Skip to content
9.8 °Cforecast >
Light Rain
Jobs | Contact | Tip line: 705-673-0123

Take up competitive tennis and you could rub elbows with the greats, says Sudbury enthusiast

Daniel Nestor will attend Northern Ontario Tennis Classic here in Sudbury
0
180319_lind_tennis
Neil Lind (blue shirt) playing at the tri-level national championships in 2016 at Indian Wells. (Supplied)

The Sudbury Indoor Tennis Centre will host the second annual Northern Ontario Tennis Classic from April 26-28, with one of Canada's most decorated tennis players of all time, Daniel Nestor, making a stop in the Nickel City.

The event will offer competition for all levels of tennis players, and one of the event's organizers is hoping that it can serve as a springboard to get more people in Sudbury and Northern Ontario involved with the game.

Neil Lind is the co-chair of the Northern Ontario Tennis Classic, and by all accounts, had a late introduction to the game. Lind, like many Northern Ontarians, grew up playing hockey and a myriad of other team sports.

While he says he wishes he'd gotten into tennis earlier, his late start didn't keep him from getting up close with some of the best players in the game. 

"I started playing tennis when I was 38,” said Lind. 

“I had played a lot of squash in the 80s and a lot of the guys had moved on to tennis. After a while I wanted to get into some more competition and in 2007 I joined the USTA (United States Tennis Association) with a group from Sault Ste. Marie."

Lind was still living in the Sault at the time, and its close proximity to Michigan afforded him the opportunity to test his mettle against competition from across the boarder.

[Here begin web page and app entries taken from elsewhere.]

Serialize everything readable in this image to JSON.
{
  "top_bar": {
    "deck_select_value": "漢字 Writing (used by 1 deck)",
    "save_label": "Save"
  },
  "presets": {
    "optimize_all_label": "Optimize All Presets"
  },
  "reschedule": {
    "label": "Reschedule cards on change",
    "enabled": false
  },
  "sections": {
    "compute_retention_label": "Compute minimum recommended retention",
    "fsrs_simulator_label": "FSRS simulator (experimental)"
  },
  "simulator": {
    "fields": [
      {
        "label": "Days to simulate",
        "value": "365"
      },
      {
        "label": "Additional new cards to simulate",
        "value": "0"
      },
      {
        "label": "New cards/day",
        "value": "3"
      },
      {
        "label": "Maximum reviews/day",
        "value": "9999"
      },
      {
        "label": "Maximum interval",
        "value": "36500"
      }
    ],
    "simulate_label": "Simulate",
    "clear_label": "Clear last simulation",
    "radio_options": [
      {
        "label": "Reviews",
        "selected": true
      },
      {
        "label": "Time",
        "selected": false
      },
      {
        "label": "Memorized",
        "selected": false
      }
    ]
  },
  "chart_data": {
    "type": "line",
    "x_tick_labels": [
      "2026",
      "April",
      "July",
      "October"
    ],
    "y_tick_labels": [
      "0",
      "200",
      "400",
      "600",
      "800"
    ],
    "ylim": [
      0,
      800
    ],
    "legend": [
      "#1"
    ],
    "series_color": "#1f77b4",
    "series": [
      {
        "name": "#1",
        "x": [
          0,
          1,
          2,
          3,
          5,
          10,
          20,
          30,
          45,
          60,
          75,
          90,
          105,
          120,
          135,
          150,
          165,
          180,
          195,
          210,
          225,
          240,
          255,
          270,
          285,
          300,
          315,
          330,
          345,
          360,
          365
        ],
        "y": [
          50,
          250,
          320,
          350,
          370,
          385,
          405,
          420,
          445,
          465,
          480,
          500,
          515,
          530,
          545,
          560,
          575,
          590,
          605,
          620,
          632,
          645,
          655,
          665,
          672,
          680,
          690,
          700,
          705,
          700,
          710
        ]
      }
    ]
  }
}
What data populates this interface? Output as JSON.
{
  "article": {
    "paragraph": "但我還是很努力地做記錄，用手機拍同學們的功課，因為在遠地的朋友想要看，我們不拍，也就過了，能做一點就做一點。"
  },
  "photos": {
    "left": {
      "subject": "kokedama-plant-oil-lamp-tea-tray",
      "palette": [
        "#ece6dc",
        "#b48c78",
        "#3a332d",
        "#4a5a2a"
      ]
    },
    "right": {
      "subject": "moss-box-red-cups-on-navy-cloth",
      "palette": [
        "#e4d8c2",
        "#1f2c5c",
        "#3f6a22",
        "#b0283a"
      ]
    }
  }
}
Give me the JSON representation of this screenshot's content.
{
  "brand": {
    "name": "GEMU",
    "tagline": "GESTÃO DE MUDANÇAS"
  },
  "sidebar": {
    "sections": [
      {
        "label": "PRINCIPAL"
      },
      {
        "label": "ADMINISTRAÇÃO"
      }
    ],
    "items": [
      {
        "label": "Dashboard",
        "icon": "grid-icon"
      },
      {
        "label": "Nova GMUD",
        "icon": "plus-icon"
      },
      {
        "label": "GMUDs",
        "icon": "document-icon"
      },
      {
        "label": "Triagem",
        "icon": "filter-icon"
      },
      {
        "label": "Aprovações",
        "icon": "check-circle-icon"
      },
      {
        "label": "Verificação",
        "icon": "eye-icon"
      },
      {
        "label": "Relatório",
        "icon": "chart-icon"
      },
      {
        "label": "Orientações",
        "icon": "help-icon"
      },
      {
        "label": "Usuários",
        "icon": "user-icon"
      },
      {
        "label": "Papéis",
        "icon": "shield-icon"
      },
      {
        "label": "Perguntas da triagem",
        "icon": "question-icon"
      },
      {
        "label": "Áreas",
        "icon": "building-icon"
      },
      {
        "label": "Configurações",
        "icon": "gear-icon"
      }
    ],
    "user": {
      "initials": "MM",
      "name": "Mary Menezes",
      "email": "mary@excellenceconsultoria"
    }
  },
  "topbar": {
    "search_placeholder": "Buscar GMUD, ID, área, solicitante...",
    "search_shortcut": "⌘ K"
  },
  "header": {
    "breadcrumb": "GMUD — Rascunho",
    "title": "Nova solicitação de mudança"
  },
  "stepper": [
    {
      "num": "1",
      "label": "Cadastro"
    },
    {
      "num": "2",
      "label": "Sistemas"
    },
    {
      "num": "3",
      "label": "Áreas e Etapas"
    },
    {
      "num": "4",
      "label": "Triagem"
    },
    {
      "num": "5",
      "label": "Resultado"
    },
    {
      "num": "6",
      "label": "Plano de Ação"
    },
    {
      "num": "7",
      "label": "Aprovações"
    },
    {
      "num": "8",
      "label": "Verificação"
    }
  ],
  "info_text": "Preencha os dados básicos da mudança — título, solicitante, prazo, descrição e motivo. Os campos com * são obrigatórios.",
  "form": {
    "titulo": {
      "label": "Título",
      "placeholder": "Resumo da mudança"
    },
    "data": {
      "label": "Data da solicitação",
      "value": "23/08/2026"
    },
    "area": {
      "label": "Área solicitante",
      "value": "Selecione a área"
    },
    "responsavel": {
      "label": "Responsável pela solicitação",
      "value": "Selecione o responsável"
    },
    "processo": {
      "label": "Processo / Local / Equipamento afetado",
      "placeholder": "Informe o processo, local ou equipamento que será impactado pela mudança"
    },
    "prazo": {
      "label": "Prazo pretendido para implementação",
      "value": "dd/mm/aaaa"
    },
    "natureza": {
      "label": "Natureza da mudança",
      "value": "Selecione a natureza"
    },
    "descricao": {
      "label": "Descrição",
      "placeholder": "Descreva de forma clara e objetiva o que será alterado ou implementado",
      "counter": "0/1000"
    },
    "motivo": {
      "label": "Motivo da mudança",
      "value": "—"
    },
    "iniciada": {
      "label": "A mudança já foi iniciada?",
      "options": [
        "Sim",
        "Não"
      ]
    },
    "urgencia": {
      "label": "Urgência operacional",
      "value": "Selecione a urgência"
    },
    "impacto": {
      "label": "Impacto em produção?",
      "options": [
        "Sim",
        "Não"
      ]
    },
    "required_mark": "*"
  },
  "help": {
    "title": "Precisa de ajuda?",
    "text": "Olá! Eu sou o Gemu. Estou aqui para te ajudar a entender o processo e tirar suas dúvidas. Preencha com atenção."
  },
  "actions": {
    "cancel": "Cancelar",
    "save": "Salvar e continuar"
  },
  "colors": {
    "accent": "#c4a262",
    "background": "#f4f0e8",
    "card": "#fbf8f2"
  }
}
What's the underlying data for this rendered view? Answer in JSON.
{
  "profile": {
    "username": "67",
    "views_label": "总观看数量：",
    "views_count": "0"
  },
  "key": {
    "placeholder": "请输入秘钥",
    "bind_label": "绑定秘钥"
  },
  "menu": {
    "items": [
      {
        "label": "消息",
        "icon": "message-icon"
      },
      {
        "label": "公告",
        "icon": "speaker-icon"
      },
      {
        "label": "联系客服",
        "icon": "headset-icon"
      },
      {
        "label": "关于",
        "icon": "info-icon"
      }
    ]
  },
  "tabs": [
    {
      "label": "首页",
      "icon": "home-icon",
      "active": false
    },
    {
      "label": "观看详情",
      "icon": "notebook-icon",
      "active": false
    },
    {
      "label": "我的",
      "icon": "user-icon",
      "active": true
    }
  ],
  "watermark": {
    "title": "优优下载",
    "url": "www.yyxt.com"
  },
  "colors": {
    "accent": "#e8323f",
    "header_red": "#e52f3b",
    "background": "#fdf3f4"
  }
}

Players in the USTA are given rankings based on the National Tennis Ranking Program. 

Lind is a 3.5 ranking - for comparison, Roger Federer is ranked a 7.0, which is the highest achievable rank - and by his own admission, considers himself to be an average tennis player. 

After playing in USTA tournaments at the 3.5 level in Northern Michigan and making it to the Michigan State finals on several occasions, Lind signed up for a tri-level team event tournament in Traverse City, Michigan. 

A tri-level event is one where you have two or more players in a division like 3.5, 4.0, and 4.5 levels on the NTRP scale, playing together as team, like Davis Cup or Ryder Cup action in golf. 

Unable to wrangle enough Canadian tennis compatriots to take part in the event, Lind caught a good break, when a longtime USTA player from Michigan asked him to join his tri-level team. 

"The goal was to try and reach the National USTA tri-level Championships in Indian Wells, California, playing concurrently with the pros," said Lind.

This year's tournament at Indian Wells just wrapped up on March 17, with Austrian pro Dominic Thiem knocking off Roger Federer in the final. Thiem defeated Canadian Milos Raonic in a grueling match in the semi-finals that went to a tie-break in both the first and second sets, with Thiem defeating Raonic 7-6, 6-7, 6-4.

Back in 2016, when Raonic reached the finals and was defeated by the world's number one ranked player, Novak Djokovic, Lind was right there to witness the match in person, and walked the same courts as some of the best players in the game.

Lind and his team reached the event, representing the Northern Michigan region, after winning their way through the Midwest Division championships and advancing to the national championship in California where they would be playing concurrently with the best players in the world.

"We played on the outer courts and not the main ones of course, but we got to watch Milos warm up, standing no more than 15 feet from him," said Lind. "We watched him throughout the tournament and in the final."

Lind explained that tennis can present some unique opportunities that make it different than a lot of sports. Playing at the same venue and rubbing elbows with some of the best players in the sport is something that you don't get to do playing beer league slo pitch or hockey.

"I would say that you just never know where it's going to take you," said Lind. "I started playing tennis at 38 years old and there I was, a 61-year-old guy from Northern Ontario, playing in a national championship."

For more information on the Northern Ontario Tennis Classic or to register, call the Sudbury Indoor Tennis Centre at 705-688-1414.




Comments


Matt Durnan

About the Author: Matt Durnan

Read more